It seems odd to think of someone who had more than one eponymous television show, shared the stage with some of music’s most recognizable artists and lent style tips to Elvis himself as having a disappointing career. But there’s a running thread throughout “Billy Mize and the Bakersfield Sound” that suggests its titular subject was capable of a level of stardom far greater than what actually achieved.
Even if those closest to him may lament that Billy Mize isn’t as much of a household name as his most notable peers (Buck Owens, Merle Haggard and Roger Miller, among others), William J. Saunders’ documentary does an admirable job of demonstrating the many ways Mize’s efforts still resonated in the history of the country music genre.
A product of the post-Depression migration to better prospects in California, a young Billy picked up the guitar and became one of the early success stories of the Bakersfield music scene. After a series of serendipitous circumstances gave him the opportunity to work alongside some of the musical idols of his youth, Mize’s reputation grew in the early 1950s as television became a viable way to open up country music to wider audiences. He managed to fuse his gifts as a singer-songwriter with his on-screen presence to become one of the country music world’s preeminent TV personalities.
“Billy Mize and the Bakersfield Sound” shows that what Billy Mize might not have fully achieved in notoriety as a solo music act, he left a legacy in his influence. Two of the film’s most satisfying sequences show his reach as a songwriter and an industry fixture. A quick montage of Bakersfield journalists and a handful of genre titans pick their favorite Mize tunes, rattling them off with awed reverence. Soon after, we hear a rendition of the Mize-penned “Who Will Buy the Wine?” pieced together using other recordings of the song by a slew of legendary artists, including Bob Dylan.
With family photos and archival performance footage alike, the film also documents the profound losses that reverberated through his personal life, even as he continued to smile for TV cameras.
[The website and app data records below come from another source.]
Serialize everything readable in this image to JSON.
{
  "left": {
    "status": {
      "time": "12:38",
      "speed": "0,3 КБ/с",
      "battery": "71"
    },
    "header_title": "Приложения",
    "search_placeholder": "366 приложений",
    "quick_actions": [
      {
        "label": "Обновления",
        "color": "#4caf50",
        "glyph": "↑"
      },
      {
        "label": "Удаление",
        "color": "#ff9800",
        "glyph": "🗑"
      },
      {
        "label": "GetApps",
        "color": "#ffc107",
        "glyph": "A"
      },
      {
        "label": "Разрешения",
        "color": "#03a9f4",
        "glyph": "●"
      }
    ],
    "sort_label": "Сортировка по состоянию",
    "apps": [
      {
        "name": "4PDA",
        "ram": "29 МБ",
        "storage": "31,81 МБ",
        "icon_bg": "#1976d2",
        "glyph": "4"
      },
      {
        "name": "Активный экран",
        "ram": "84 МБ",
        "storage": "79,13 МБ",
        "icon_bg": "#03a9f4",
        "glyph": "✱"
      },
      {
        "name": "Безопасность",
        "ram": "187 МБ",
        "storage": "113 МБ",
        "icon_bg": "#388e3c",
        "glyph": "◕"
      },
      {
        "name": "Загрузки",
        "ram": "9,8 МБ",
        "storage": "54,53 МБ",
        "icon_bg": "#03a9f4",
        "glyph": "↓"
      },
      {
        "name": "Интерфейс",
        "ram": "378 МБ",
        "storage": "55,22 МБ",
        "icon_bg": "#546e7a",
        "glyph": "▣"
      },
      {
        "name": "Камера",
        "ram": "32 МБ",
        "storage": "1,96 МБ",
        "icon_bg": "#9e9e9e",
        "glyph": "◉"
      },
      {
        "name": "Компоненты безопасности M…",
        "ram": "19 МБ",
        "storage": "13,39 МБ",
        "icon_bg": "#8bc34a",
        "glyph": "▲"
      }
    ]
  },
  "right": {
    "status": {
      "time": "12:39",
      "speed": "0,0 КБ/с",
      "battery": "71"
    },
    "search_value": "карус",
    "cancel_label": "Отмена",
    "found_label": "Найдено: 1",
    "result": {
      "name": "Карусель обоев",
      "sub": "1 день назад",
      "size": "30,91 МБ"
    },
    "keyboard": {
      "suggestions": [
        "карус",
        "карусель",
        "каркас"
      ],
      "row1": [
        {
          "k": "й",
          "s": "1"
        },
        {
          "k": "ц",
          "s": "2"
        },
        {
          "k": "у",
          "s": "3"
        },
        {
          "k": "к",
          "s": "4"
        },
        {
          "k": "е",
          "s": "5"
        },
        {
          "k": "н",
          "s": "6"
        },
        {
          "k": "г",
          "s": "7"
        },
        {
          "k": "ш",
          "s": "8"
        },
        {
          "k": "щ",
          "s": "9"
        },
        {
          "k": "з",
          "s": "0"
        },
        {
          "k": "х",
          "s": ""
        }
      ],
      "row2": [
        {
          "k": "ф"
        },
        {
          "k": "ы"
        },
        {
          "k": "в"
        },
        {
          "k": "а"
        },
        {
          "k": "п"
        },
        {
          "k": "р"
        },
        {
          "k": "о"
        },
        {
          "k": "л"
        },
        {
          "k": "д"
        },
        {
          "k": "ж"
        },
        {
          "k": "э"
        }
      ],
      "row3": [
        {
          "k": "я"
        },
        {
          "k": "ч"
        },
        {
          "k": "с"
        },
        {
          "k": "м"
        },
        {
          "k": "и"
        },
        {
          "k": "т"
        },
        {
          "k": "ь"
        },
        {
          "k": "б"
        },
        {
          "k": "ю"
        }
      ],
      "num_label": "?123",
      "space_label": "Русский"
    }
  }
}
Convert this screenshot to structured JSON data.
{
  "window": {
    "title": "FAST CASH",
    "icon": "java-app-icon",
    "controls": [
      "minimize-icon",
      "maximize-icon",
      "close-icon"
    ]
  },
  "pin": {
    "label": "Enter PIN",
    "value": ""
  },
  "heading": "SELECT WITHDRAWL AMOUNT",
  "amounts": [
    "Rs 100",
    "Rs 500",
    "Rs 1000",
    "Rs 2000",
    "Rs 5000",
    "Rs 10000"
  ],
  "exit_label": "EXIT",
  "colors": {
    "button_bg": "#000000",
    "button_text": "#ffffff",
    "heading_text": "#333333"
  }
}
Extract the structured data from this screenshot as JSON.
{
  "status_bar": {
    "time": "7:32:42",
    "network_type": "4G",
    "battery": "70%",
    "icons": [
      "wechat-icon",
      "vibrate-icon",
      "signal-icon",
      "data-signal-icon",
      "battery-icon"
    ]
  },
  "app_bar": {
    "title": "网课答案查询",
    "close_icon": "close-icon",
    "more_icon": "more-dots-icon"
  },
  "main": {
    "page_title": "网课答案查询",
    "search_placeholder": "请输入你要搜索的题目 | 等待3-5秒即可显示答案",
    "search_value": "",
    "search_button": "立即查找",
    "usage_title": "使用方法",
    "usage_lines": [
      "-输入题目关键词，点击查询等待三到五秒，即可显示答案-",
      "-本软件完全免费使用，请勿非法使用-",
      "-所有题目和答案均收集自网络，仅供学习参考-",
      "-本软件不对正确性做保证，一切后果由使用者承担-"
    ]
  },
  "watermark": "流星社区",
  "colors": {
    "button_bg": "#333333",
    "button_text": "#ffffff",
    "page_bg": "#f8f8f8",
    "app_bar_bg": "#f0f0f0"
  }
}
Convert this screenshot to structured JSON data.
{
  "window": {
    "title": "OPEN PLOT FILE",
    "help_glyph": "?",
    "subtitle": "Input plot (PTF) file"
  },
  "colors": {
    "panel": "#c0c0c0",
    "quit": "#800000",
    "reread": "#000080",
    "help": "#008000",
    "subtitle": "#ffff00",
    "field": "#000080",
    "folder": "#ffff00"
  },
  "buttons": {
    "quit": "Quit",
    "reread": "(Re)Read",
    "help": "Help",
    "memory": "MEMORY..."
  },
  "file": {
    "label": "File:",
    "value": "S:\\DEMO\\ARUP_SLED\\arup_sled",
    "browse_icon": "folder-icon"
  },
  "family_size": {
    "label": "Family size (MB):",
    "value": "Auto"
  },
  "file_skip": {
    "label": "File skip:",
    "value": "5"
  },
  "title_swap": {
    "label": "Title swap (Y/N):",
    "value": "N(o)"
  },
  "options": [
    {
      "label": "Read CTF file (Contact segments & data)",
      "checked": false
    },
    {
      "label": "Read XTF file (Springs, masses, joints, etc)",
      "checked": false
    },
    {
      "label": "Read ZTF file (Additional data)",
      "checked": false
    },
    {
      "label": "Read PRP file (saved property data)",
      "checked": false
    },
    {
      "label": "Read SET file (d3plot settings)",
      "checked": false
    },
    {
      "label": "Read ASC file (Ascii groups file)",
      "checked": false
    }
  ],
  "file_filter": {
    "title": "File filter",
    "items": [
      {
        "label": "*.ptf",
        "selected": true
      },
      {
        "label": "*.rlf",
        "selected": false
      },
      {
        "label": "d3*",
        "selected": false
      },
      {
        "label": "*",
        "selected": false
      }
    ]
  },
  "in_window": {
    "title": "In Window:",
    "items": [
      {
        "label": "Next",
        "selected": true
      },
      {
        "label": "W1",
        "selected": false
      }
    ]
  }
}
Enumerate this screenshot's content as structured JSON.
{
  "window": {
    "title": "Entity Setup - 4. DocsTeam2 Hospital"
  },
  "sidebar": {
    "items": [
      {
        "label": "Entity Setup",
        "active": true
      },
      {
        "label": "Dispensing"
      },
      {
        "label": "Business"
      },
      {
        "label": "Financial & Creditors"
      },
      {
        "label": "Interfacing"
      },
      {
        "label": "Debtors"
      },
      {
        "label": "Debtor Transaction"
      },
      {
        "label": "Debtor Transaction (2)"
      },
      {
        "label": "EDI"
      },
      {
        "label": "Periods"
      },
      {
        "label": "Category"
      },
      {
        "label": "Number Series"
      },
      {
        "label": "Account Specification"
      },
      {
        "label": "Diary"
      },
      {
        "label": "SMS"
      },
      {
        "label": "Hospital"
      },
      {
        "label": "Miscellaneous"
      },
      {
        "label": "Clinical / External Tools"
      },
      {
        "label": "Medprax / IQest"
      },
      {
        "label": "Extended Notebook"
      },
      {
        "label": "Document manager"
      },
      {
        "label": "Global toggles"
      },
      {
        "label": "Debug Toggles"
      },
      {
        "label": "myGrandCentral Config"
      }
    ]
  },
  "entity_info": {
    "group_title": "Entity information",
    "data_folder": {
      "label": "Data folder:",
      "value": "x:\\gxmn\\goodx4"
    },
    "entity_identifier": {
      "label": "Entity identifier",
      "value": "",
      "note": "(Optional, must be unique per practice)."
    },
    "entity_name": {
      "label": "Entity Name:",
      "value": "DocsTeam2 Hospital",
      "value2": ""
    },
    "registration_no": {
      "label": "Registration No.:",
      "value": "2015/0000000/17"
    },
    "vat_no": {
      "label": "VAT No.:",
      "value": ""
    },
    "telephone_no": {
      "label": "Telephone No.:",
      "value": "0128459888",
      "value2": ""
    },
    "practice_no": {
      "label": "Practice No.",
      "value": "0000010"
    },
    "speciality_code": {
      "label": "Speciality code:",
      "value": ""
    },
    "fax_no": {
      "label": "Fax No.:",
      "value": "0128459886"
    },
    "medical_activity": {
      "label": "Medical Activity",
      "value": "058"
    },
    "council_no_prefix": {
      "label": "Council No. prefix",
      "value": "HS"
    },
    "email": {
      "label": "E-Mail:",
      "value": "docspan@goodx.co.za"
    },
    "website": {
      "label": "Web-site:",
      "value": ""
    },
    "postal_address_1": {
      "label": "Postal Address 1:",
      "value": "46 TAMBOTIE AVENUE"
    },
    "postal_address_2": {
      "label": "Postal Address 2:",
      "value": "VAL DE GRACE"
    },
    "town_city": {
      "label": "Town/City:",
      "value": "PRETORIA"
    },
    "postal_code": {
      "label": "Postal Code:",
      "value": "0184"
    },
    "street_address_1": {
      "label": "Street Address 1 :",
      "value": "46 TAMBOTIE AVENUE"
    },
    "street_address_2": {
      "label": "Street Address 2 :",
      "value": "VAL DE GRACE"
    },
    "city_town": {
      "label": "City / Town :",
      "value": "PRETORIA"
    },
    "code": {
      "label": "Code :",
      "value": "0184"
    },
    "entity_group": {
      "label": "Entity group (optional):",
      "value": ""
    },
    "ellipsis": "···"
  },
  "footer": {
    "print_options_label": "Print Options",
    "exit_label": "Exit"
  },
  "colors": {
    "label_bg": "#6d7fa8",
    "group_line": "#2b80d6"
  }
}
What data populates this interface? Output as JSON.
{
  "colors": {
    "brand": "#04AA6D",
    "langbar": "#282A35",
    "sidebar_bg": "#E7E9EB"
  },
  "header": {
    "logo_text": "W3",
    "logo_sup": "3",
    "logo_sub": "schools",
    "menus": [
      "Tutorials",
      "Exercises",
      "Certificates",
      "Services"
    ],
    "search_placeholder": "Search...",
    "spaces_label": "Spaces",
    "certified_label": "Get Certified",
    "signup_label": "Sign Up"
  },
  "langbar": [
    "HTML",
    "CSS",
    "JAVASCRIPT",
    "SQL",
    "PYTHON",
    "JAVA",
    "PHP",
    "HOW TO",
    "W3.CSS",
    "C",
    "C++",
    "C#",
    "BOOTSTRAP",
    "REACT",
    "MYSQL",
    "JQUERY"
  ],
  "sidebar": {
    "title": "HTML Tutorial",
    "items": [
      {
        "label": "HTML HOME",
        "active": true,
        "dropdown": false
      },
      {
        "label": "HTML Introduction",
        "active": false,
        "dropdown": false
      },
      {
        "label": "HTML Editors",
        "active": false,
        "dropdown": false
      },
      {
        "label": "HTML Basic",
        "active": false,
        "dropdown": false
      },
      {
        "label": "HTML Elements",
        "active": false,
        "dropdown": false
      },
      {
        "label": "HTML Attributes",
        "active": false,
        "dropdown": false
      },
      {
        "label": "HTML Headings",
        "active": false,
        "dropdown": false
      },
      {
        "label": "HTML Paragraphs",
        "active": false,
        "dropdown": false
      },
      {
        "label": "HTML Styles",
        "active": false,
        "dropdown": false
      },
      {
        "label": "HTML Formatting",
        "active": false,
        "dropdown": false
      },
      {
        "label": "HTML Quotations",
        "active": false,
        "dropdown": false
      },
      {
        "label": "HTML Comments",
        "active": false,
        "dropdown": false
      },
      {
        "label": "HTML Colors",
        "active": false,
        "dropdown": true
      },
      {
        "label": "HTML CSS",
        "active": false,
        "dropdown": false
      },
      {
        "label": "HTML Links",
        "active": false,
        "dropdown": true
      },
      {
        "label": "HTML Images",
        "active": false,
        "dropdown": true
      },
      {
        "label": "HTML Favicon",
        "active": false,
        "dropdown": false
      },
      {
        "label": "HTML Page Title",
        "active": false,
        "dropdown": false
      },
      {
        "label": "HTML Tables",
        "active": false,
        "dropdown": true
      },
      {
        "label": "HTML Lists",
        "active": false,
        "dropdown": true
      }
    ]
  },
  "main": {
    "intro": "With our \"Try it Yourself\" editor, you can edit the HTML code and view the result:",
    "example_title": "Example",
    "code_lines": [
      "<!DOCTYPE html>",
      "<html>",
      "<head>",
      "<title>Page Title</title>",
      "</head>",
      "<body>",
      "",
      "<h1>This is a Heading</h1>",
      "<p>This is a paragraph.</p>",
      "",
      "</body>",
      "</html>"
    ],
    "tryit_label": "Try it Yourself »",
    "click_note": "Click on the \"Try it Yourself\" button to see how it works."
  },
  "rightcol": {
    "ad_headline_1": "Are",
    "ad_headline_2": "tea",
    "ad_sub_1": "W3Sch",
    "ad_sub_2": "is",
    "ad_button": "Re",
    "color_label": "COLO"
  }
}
As the repercussions of the sudden loss of multiple family members shifted his focus to the children he still hd left, Mize decided to forego the stressful rigors of touring life. Nearly all of the interview subjects of the film, from writers to peers and all in between, identify this particular choice as the reason for Mize’s limited duration as a viable singer-songwriter mainstay.
Mize’s late-life attempt at a touring career was cut short by a stroke in the late 1990s that left him without his vocal faculties. Afterwards, Mize began the long journey back to basic conversation through speech therapy. In interviews for the film, he can piece together anecdotal sentences, albeit with the occasional need for subtitles. Although Mize has only regained a fraction of his speaking abilities, the conciseness of his storytelling helps add a profound element of silence to the retelling of moments that only need a handful of words. During his recounting of a failed pregnancy early in the days of his marriage as a young man, his woeful pronouncement of “Lost the baby” and the resultant sorrow in his tear-soaked eyes tells an even simpler, more profound tale than Hemingway’s legendary six-word story.
Made with respect and sincerity by a member of the Mize extended family (the first credit after the end of the film lists Saunders as “Billy’s Grandson”), it never strays from a by-the-book music figure doc, complete with an overview of the musical background. Saunders tracks the greater schism in the country music ranks between the Wonder-bread Nashville living room sound and the more raucous, rockabilly-tinged movement based in California. This blend of music history lesson and focused case study of one of its pioneers results in a film that could be easily offered on DVD along with Billy Mize’s Greatest Hits as a reward package for a public television station pledge drive.
While the film follows a basic chronology with Mize’s career and personal life, the movie’s biggest attempt at drama is the “will he or won’t he” suspense of playing at his 80th birthday celebration (at Buck Owens’ Crystal Palace no less). Given how the events play out and the beautiful epilogue that follows, it retroactively seems like an unnecessary attempt to wring suspense out of what is otherwise a moment of recognition of the network of Mize devotees that have maintained their fervor, over 35 years since his last record.
Although Billy Mize may have had some crossover appeal in his heyday, the film might not resonate outside of those interested in the country music legacy it unspools. But “Billy Mize and the Bakersfield Sound” is like a Hall of Fame exhibit brought to life, chiefly a simple tribute to a singer-songwriter who was legendary in his own way. The film never reaches for something bigger, but that only seems fitting for a profile of a man content to forgo public, widespread acclaim for the sake of his family.
“Billy Mize and the Bakersfield Sound” premiered this past weekend at the L.A. Film Festival. It does not yet have U.S. distribution.